Also, if the building needs work the new freehold co can get aloan to do the works and every flat then pays into a fund to repay it rather than shelling out a small fortune in one year.

If it is affordable she and the others should go for it.

The cost f setting up a company to manage the property will be around £1000 if you go down the simple route. Raed up on it and then instruct a conveyancing lawyer rather than instructing a lawyer and hoping that what they have drawn up is suitable.

Share this post


Link to post
Share on other sites
Look they HAVE to offer it to the tenants first so cant see what an outsider will offer until after the tenants have turned their right to buy down.

My advice? buy buy buy if ay all possible.Get the others to agree and form a company to hold the freehold and the leaseholders own it as tenants in common. If the people living there are too stupid to take up the offer then at least those who do and jointly own the freehold can then sell a share to anyone who buys one of the flats taht didnt want to join in> the current holders of those short leases will then kick themselves as they will get bugger all for their flats compared to the value with a new lease and a share of the building.

Also, if the building needs work the new freehold co can get aloan to do the works and every flat then pays into a fund to repay it rather than shelling out a small fortune in one year.

If it is affordable she and the others should go for it.

The cost f setting up a company to manage the property will be around £1000 if you go down the simple route. Raed up on it and then instruct a conveyancing lawyer rather than instructing a lawyer and hoping that what they have drawn up is suitable.

 

At the price they are stating it is definitely possible for them to buy, at least 3 out of the 4 tenants are interested anyway. 4th has not been spoken to yet but I would imagine they also would be on board.

 

As stated, I doubt any major work would be needed because it is a fairly modern block.

 

The letter, as posted was only dated 29th January so they still have almost 2 months to sort it. I'm not sure any of them knows what to do but I've linked my mother to this page and I'll tell her to pass the link to anyone else in the block who needs additional information and they can post here to ask any specific questions.

 

Thanks for the info guys and thanks for the links stu007

Share this post


Link to post
Share on other sites

there is another way of buying the freehold and that is each flat wns a share of the freehold.
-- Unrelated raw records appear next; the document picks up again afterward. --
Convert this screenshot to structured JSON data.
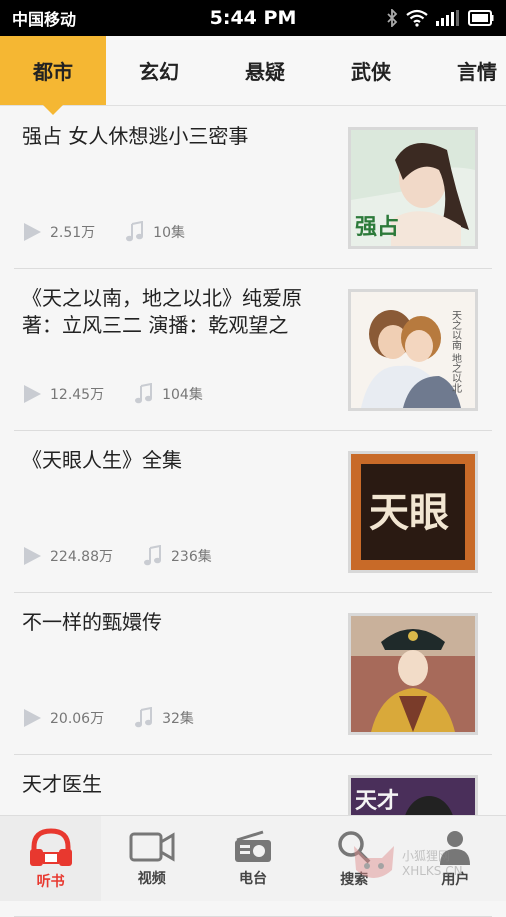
{
  "status_bar": {
    "carrier": "中国移动",
    "time": "5:44 PM"
  },
  "tabs": [
    {
      "label": "都市",
      "active": true
    },
    {
      "label": "玄幻",
      "active": false
    },
    {
      "label": "悬疑",
      "active": false
    },
    {
      "label": "武侠",
      "active": false
    },
    {
      "label": "言情",
      "active": false
    }
  ],
  "items": [
    {
      "title": "强占 女人休想逃小三密事",
      "plays": "2.51万",
      "episodes": "10集",
      "cover_text": "强占"
    },
    {
      "title": "《天之以南，地之以北》纯爱原著：立风三二 演播：乾观望之",
      "plays": "12.45万",
      "episodes": "104集",
      "cover_text": "天之以南 地之以北"
    },
    {
      "title": "《天眼人生》全集",
      "plays": "224.88万",
      "episodes": "236集",
      "cover_text": "天眼"
    },
    {
      "title": "不一样的甄嬛传",
      "plays": "20.06万",
      "episodes": "32集",
      "cover_text": ""
    },
    {
      "title": "天才医生",
      "plays": "",
      "episodes": "",
      "cover_text": "天才"
    }
  ],
  "bottom_nav": [
    {
      "label": "听书",
      "icon": "headphones-icon",
      "active": true
    },
    {
      "label": "视频",
      "icon": "video-camera-icon",
      "active": false
    },
    {
      "label": "电台",
      "icon": "radio-icon",
      "active": false
    },
    {
      "label": "搜索",
      "icon": "search-icon",
      "active": false
    },
    {
      "label": "用户",
      "icon": "user-icon",
      "active": false
    }
  ],
  "watermark": {
    "text1": "小狐狸网",
    "text2": "XHLKS.CN"
  },
  "colors": {
    "accent": "#f5b733",
    "active_nav": "#e8382f"
  }
}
Cheaper to manage but you can run into difficulties if one person then refuses to pay thier share of a roof repair for example as ther others have no way of forcing them to pay up.

Share this post


Link to post
Share on other sites

  • Recently Browsing   0 Caggers

    No registered users viewing this page.


  • Have we helped you ...?


×
×
  • Create New...